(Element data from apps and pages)
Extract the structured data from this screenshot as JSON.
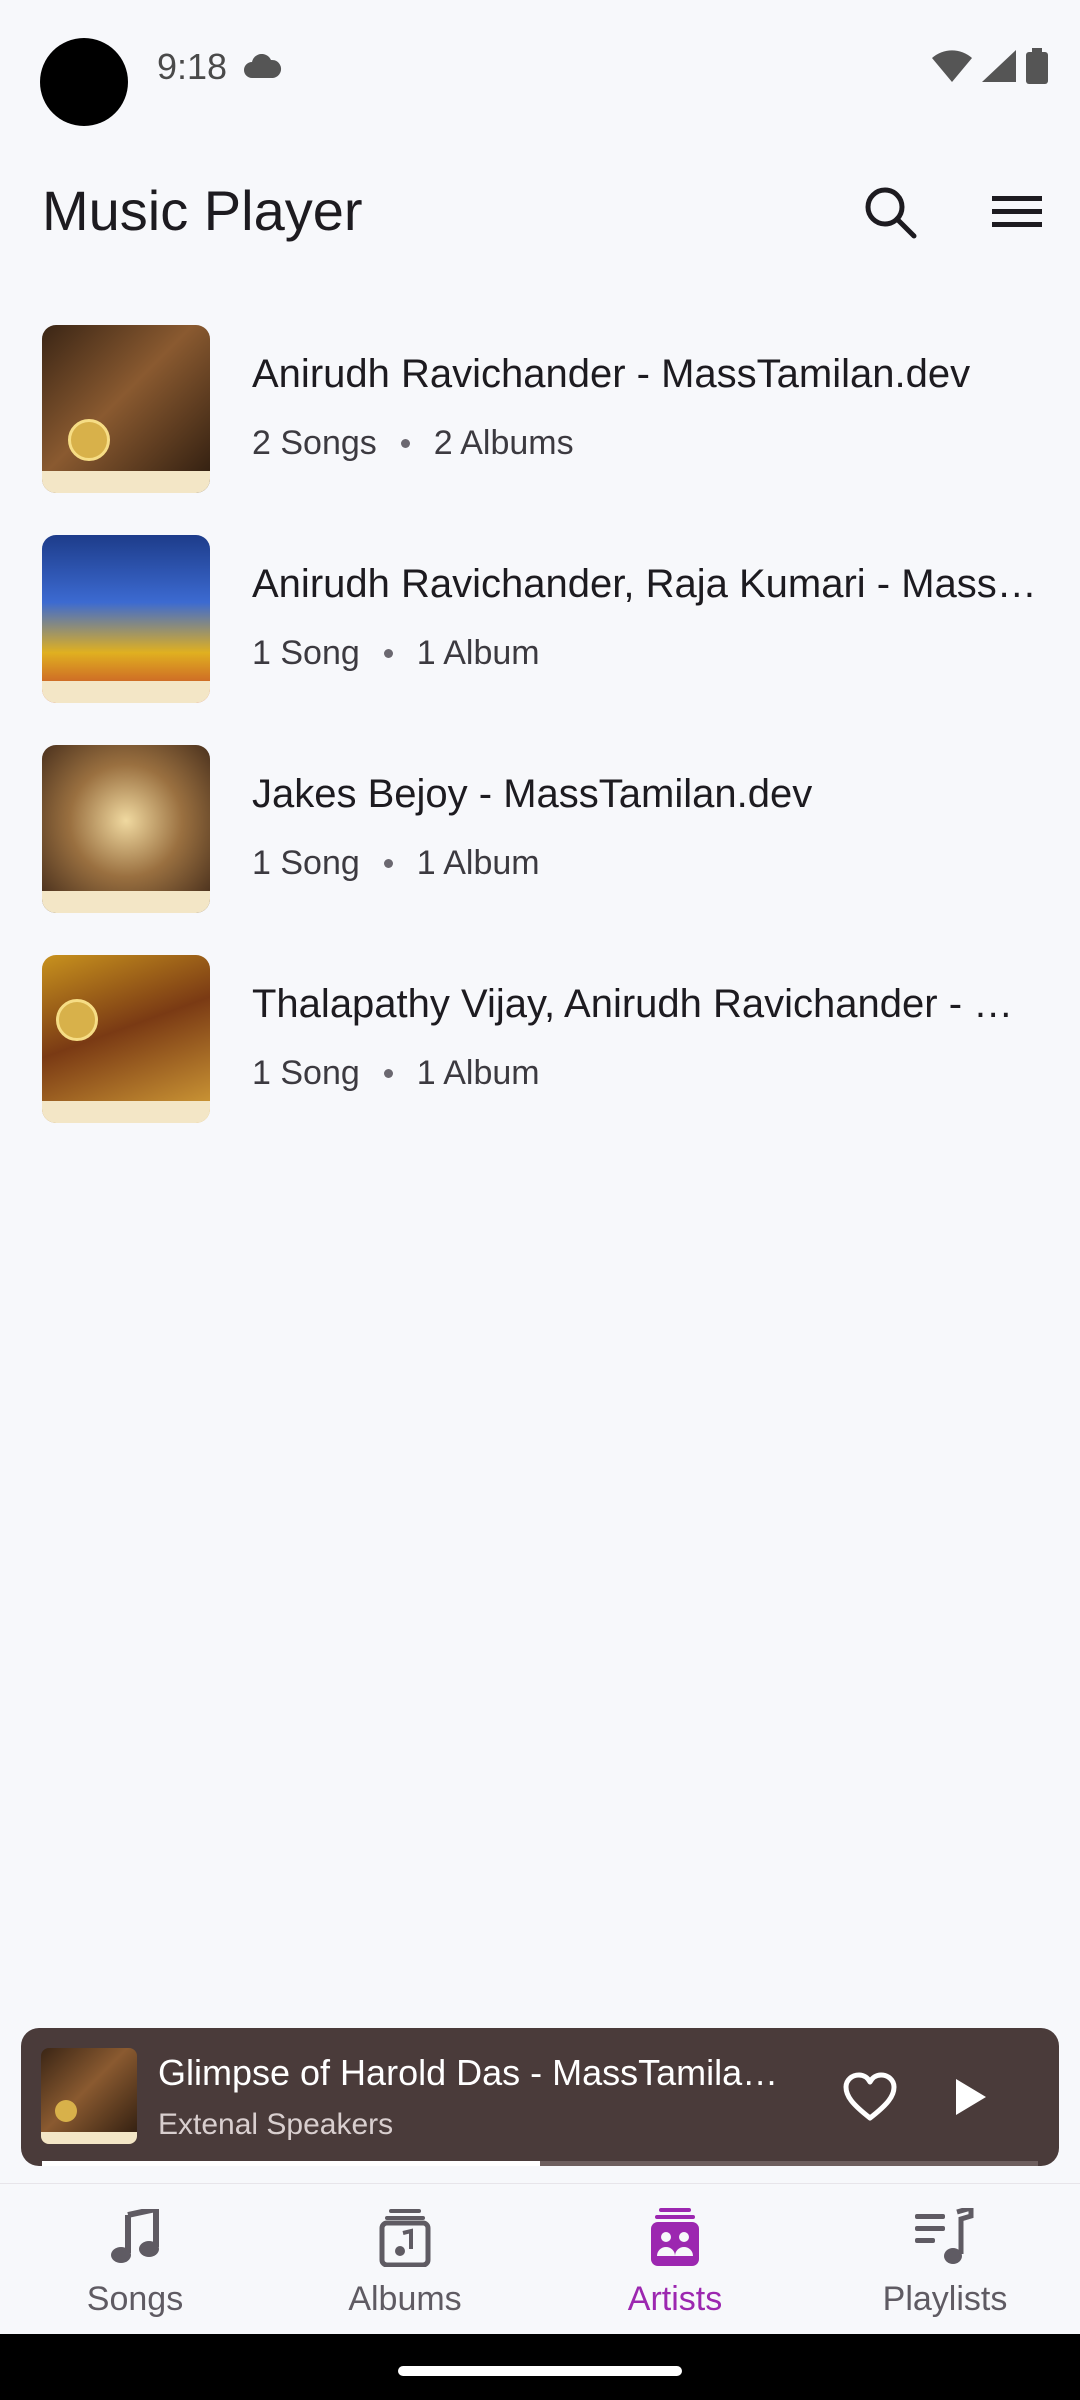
{
  "status_bar": {
    "time": "9:18"
  },
  "app_bar": {
    "title": "Music Player"
  },
  "artists": [
    {
      "name": "Anirudh Ravichander - MassTamilan.dev",
      "songs": "2 Songs",
      "albums": "2 Albums"
    },
    {
      "name": "Anirudh Ravichander, Raja Kumari - MassTamilan.dev",
      "songs": "1 Song",
      "albums": "1 Album"
    },
    {
      "name": "Jakes Bejoy - MassTamilan.dev",
      "songs": "1 Song",
      "albums": "1 Album"
    },
    {
      "name": "Thalapathy Vijay, Anirudh Ravichander - MassTamilan.dev",
      "songs": "1 Song",
      "albums": "1 Album"
    }
  ],
  "now_playing": {
    "title": "Glimpse of Harold Das - MassTamilan.dev",
    "output": "Extenal Speakers",
    "progress": 0.5
  },
  "bottom_nav": [
    {
      "label": "Songs",
      "icon": "music-note-icon"
    },
    {
      "label": "Albums",
      "icon": "album-icon"
    },
    {
      "label": "Artists",
      "icon": "artists-icon",
      "active": true
    },
    {
      "label": "Playlists",
      "icon": "playlist-icon"
    }
  ],
  "colors": {
    "accent": "#9c27b0",
    "mini_player_bg": "#4a3b3a",
    "background": "#f7f8fb"
  }
}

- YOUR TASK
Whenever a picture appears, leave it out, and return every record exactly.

- EXPECTED ANSWER
Extract the structured data from this screenshot as JSON.
{
  "status_bar": {
    "time": "9:18"
  },
  "app_bar": {
    "title": "Music Player"
  },
  "artists": [
    {
      "name": "Anirudh Ravichander - MassTamilan.dev",
      "songs": "2 Songs",
      "albums": "2 Albums"
    },
    {
      "name": "Anirudh Ravichander, Raja Kumari - MassTamilan.dev",
      "songs": "1 Song",
      "albums": "1 Album"
    },
    {
      "name": "Jakes Bejoy - MassTamilan.dev",
      "songs": "1 Song",
      "albums": "1 Album"
    },
    {
      "name": "Thalapathy Vijay, Anirudh Ravichander - MassTamilan.dev",
      "songs": "1 Song",
      "albums": "1 Album"
    }
  ],
  "now_playing": {
    "title": "Glimpse of Harold Das - MassTamilan.dev",
    "output": "Extenal Speakers",
    "progress": 0.5
  },
  "bottom_nav": [
    {
      "label": "Songs",
      "icon": "music-note-icon"
    },
    {
      "label": "Albums",
      "icon": "album-icon"
    },
    {
      "label": "Artists",
      "icon": "artists-icon",
      "active": true
    },
    {
      "label": "Playlists",
      "icon": "playlist-icon"
    }
  ],
  "colors": {
    "accent": "#9c27b0",
    "mini_player_bg": "#4a3b3a",
    "background": "#f7f8fb"
  }
}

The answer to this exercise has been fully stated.